Assigned task:
Whenever a line in the entries includes the word "kamu", copy that line out.

(Collection entries)
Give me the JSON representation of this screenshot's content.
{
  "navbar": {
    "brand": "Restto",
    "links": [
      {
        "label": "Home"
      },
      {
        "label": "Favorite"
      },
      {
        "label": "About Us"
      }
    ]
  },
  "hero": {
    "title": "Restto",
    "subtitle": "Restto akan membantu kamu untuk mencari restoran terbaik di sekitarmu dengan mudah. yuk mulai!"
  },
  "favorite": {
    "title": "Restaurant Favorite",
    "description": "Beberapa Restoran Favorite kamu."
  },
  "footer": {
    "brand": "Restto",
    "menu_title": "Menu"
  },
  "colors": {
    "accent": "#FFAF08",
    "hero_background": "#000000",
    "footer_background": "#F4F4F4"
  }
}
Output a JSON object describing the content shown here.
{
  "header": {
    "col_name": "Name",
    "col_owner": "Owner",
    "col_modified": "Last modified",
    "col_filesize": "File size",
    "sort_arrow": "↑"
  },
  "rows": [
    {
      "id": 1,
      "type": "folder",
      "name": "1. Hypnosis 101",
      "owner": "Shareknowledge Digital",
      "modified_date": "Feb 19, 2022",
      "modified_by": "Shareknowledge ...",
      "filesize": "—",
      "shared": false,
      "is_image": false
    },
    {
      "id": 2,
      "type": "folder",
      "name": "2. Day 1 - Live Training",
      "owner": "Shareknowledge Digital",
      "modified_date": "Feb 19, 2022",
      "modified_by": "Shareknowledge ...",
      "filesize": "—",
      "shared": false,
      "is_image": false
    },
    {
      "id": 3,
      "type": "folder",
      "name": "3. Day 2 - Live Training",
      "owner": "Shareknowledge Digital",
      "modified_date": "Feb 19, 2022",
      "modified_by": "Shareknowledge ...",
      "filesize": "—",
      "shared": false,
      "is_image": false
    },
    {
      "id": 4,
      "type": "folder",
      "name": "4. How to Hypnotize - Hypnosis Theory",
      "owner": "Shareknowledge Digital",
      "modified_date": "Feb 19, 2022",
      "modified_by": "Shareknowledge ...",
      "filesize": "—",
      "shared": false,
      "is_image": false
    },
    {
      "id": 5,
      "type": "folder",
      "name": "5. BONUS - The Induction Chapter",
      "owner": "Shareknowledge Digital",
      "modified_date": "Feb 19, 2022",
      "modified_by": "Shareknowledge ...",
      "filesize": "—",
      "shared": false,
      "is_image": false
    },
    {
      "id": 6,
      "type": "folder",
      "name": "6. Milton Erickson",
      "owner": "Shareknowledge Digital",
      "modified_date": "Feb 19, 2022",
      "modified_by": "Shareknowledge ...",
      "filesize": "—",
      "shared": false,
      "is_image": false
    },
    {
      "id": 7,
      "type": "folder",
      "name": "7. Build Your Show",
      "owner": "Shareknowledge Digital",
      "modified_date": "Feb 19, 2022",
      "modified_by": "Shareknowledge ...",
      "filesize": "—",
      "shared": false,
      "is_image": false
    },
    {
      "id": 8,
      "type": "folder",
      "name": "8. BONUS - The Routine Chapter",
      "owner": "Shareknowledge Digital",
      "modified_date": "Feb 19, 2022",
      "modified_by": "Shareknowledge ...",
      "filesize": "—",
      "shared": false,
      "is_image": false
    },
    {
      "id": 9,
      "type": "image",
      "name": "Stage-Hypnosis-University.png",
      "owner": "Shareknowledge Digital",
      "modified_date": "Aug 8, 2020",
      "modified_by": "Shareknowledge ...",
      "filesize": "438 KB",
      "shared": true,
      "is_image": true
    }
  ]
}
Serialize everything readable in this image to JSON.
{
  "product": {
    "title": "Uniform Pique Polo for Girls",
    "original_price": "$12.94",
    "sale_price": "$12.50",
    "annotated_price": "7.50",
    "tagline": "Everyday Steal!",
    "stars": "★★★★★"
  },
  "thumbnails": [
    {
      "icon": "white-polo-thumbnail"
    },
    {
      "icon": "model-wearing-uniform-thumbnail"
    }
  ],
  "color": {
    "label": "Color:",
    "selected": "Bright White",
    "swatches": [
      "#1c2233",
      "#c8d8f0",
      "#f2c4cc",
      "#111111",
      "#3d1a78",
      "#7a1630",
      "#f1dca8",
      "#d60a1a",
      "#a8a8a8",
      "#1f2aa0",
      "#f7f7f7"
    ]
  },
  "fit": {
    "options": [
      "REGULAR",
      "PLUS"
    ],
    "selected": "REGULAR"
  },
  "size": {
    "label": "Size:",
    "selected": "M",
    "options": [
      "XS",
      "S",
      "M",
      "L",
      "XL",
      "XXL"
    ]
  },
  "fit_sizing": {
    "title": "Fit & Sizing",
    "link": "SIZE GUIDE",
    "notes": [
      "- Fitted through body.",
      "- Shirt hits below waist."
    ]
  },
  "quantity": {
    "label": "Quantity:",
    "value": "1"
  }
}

Exercise result:
    "subtitle": "Restto akan membantu kamu untuk mencari restoran terbaik di sekitarmu dengan mudah. yuk mulai!"
    "description": "Beberapa Restoran Favorite kamu."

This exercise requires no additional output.